Now the prime minister is filling in a new political calendar to make good on his promise to amend the constitution in 2020.
Though Abe has enough support in the lower house to call a referendum on constitutional revision, it may take some time to build a "consensus" on which part of the constitution to amend. "The plan," a person close to the prime minister said, "is to first discuss constitutional revision based on an LDP plan with various parties in the ordinary Diet session, which convenes in January. Abe should get re-elected as LDP leader for the third time in September next year, and talks should accelerate during the extraordinary session in the fall. Then in the 2019 ordinary session, due to begin in January of that year, Abe should finally propose the amendment."
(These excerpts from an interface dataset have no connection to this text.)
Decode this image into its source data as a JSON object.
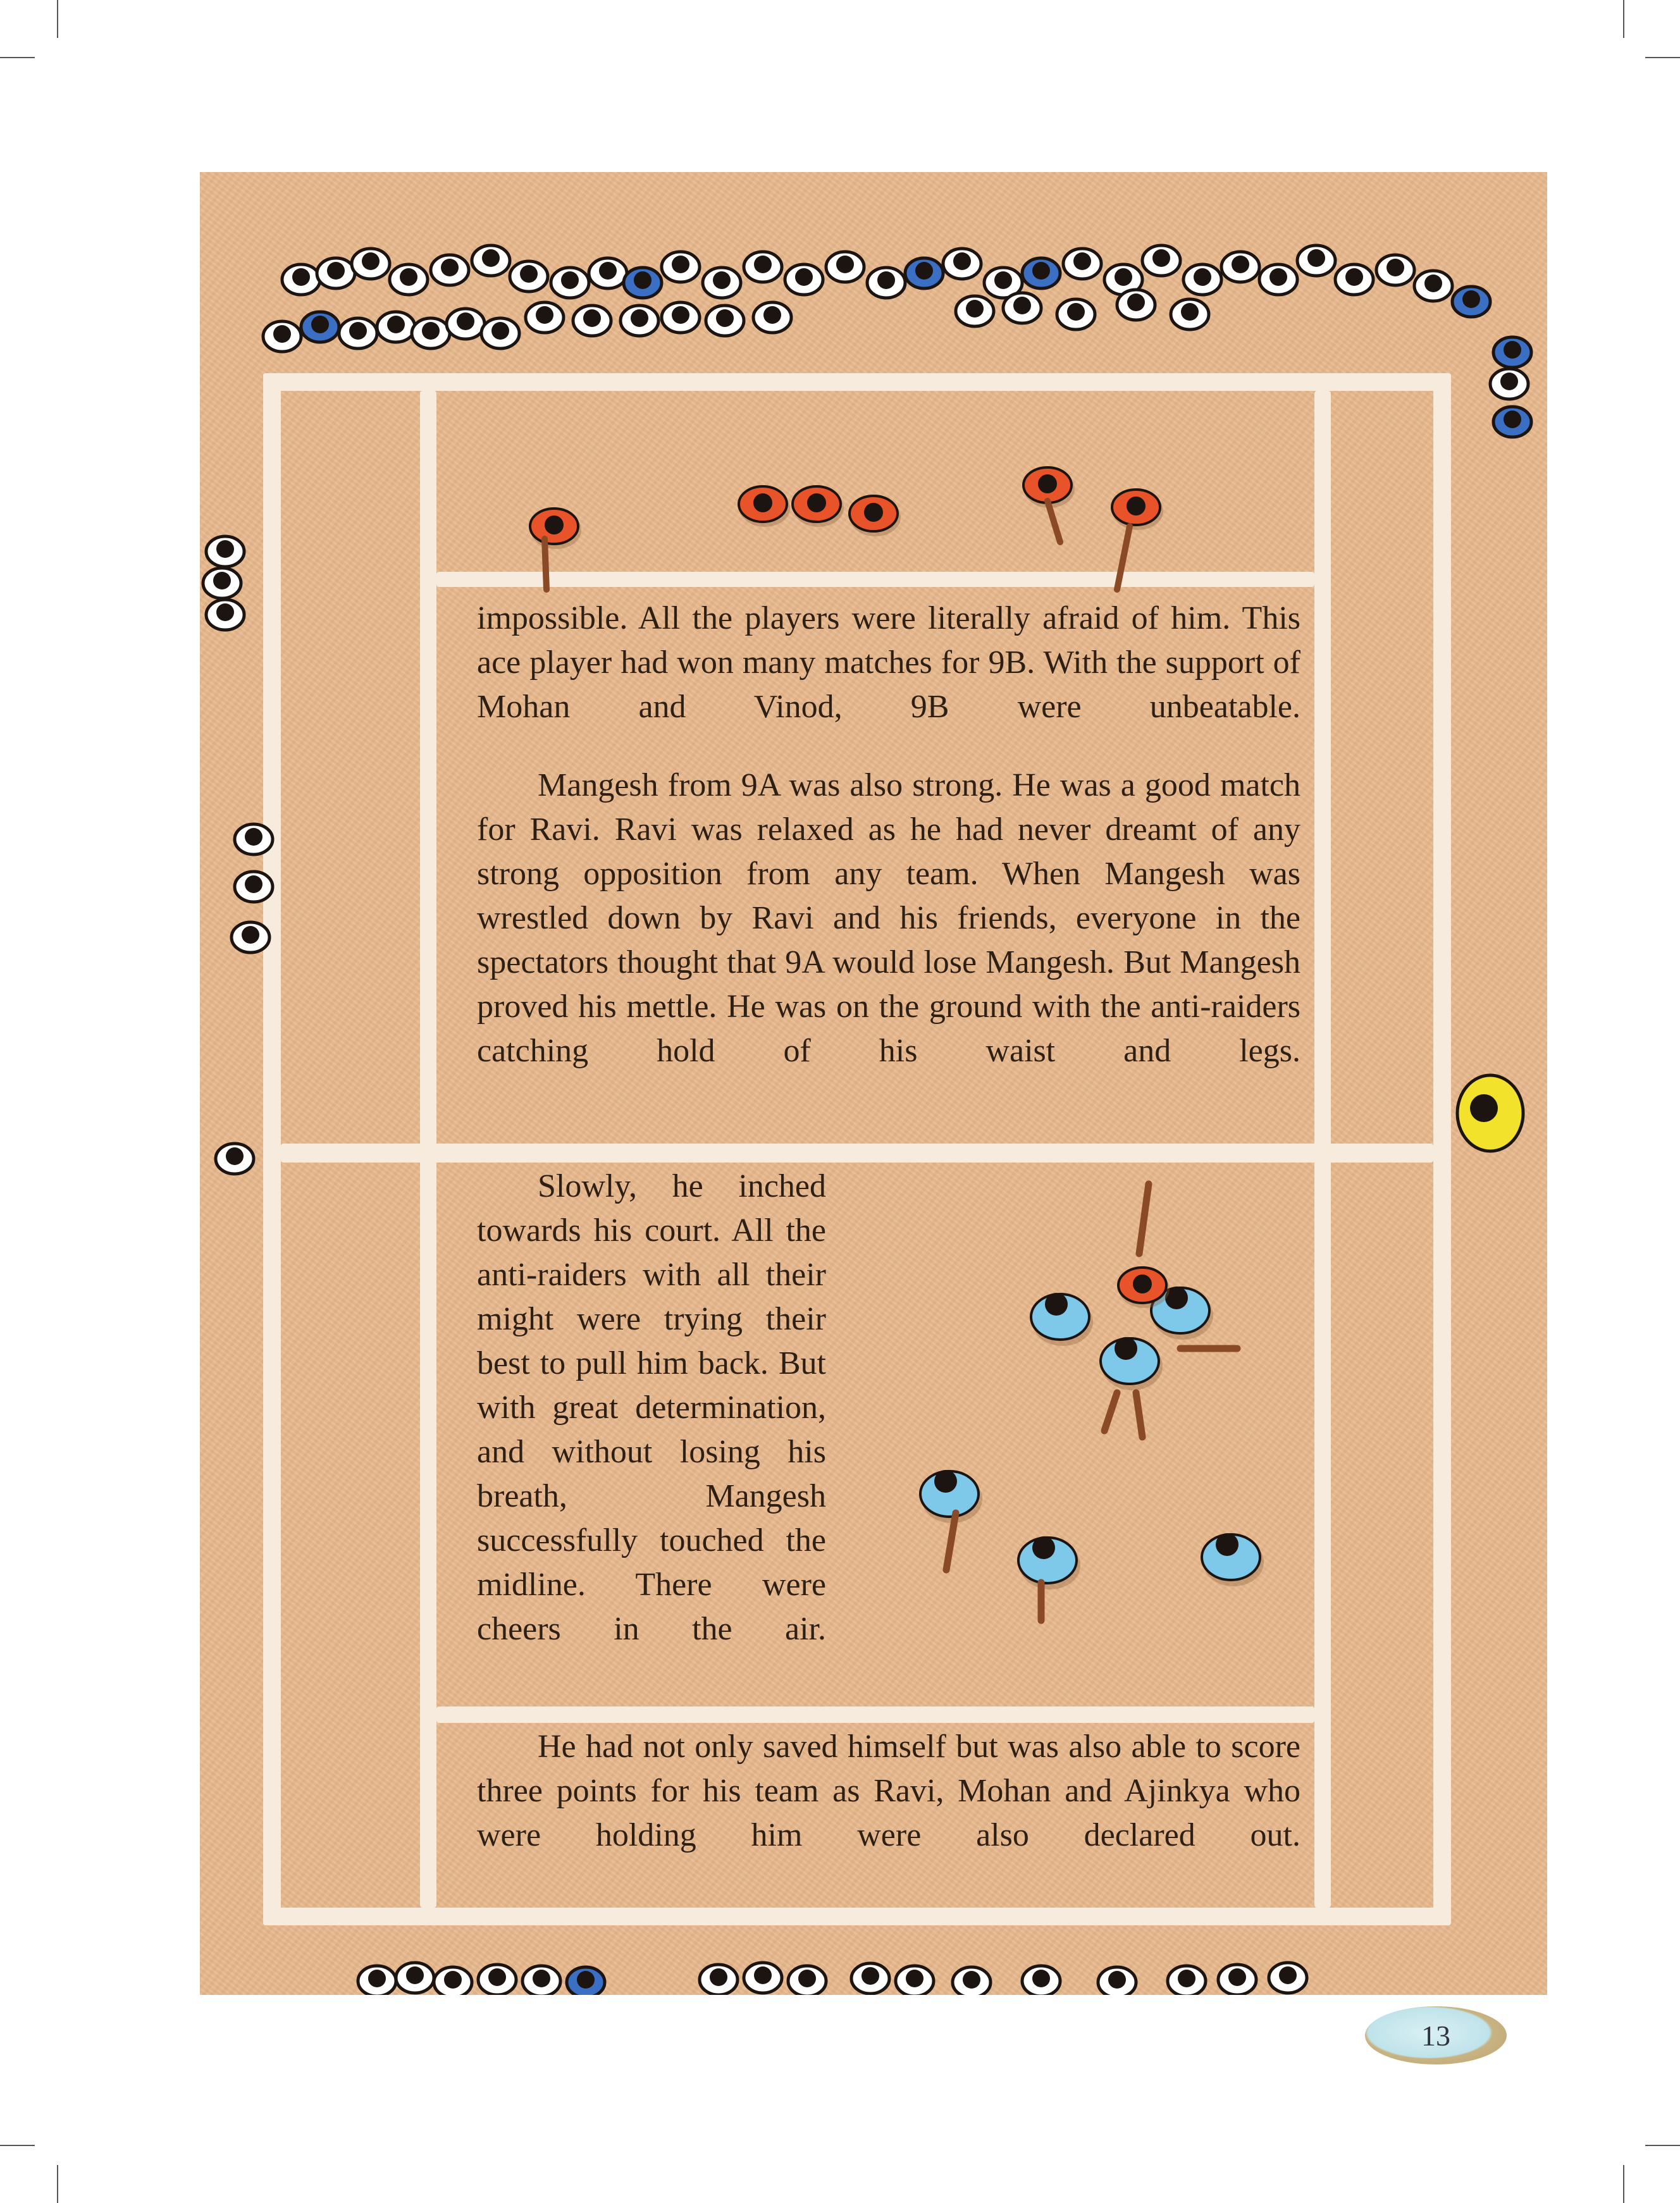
{
  "page": {
    "number": "13"
  },
  "story": {
    "paragraph_top": "impossible. All the players were literally afraid of him. This ace player had won many matches for 9B. With the support of Mohan and Vinod, 9B were unbeatable.",
    "paragraph_mangesh": "Mangesh from 9A was also strong. He was a good match for Ravi. Ravi was relaxed as he had never dreamt of any strong opposition from any team. When Mangesh was wrestled down by Ravi and his friends, everyone in the spectators thought that 9A would lose Mangesh. But Mangesh proved his mettle. He was on the ground with the anti-raiders catching hold of his waist and legs.",
    "paragraph_slowly": "Slowly, he inched towards his court. All the anti-raiders with all their might were trying their best to pull him back. But with great determination, and without losing his breath, Mangesh successfully touched the midline. There were cheers in the air.",
    "paragraph_end": "He had not only saved himself but was also able to score three points for his team as Ravi, Mohan and Ajinkya who were holding him were also declared out."
  },
  "illustration": {
    "scene": "kabaddi-court-top-view",
    "colors": {
      "court_ground": "#e8b98d",
      "court_lines": "#f6ebdd",
      "team_9b_shirts": "#e8532a",
      "team_9a_shirts": "#7ec8ea",
      "spectator_shirts": "#ffffff",
      "spectator_accent": "#3b6fc4",
      "referee_shirt": "#f2e22c"
    }
  }
}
Lessons from Brexit
"Coupling the referendum with an upper house election in the summer of 2019 is a strong possibility," said an LDP member close to the prime minister. Without that, a no vote "would mean the government would have to resign en masse," an LDP official said. In the U.K., for example, David Cameron had to step down as prime minister after calling for a referendum on whether the country should remain in the European Union; a majority of British voters elected to leave.
In Italy, Matteo Renzi made a similar gamble and lost.
But some LDP members believe that if a referendum and an upper house election were held simultaneously, Abe could survive even if the referendum fails -- provided LDP candidates win enough seats to allow the prime minister to claim a mandate to continue.
Another possibility is to add a lower house election to the mix. In this scenario, the next lower house election, penciled in for October 2021, would be moved up by dissolving the chamber.
Some in the LDP may call for an early dissolution to keep the party's local organizations active after nationwide local elections are held in the spring of 2019. Since local politicians tend to become less active once their own elections are over, a three-way summer election could be called for as a way to avoid lethargy.
Abe has made clear his intention to enact a new constitution in 2020. If hopes for a referendum in 2019 fade, he will lose the trust of his fellow conservatives. Yet there is no guarantee that long discussions between the ruling and opposition camps will find common ground. It is especially unclear if a proposal to add language to Article 9 to clarify the existence of the Self-Defense Forces -- something Abe feels passionate about -- can gain enough support from voters in a referendum.